This distinctive ring appears on six other early irons and although the maker of the club is unknown, clubs of this type have become known as “The Ringmaker” and play an important part in early golfing history. This example went to a private collector on its lower estimate £20,000.

One of the small number of clubs known to be made by Robert ‘Bob’ Ferguson, Open Champion for three years between 1880-1882, was an example with a hooked face and replacement horn insert. It took an above-estimate £1550.
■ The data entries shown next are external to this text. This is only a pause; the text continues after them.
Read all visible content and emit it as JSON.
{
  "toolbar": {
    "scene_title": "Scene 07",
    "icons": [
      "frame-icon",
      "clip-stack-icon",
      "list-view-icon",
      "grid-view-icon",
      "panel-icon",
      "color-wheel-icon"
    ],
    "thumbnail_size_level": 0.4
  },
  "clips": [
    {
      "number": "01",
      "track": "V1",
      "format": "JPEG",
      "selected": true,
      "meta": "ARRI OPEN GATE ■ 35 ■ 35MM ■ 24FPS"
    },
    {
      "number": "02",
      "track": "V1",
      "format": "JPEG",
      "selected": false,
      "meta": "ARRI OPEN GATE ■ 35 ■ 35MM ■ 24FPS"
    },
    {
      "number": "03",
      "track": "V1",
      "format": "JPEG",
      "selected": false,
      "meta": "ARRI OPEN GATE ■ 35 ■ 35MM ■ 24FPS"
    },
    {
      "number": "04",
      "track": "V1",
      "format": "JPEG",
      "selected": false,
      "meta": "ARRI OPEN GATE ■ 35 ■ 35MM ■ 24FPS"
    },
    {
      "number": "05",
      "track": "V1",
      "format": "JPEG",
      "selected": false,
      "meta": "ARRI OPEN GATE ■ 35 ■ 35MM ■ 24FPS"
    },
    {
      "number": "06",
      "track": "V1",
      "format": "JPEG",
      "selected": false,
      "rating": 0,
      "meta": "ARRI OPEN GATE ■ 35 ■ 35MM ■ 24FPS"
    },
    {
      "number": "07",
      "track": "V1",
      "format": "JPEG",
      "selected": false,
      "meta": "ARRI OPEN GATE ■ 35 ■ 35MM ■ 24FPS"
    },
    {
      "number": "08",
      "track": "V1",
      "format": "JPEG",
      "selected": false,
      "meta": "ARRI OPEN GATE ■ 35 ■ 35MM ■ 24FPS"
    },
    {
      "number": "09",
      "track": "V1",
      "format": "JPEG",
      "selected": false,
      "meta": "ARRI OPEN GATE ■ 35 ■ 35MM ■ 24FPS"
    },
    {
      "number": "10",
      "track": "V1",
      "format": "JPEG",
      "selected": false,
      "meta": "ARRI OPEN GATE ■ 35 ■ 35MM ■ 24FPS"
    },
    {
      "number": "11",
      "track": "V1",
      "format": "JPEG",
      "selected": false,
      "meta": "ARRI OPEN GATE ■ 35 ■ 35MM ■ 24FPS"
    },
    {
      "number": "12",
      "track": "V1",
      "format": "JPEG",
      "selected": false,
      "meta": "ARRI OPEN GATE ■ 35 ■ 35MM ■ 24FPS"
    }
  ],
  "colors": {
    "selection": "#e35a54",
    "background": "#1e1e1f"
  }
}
Balls, as usual, were also in demand – a feather example overcoming rubbed condition and a small hole to take an above-estimate £1550, and a scarce black tin box with Dunlop The best golf balls in the world in gold lettering to the lid taking £2000.

Elsewhere, a silver cigarette case with marks for Birmingham 1913, depicting a golfer in full swing in relief took £550, and a Dunlop caddy advertising figure in grey, blue and red clothes made £500.

Phillips, Chester, January 20
Buyer’s premium: 15 per cent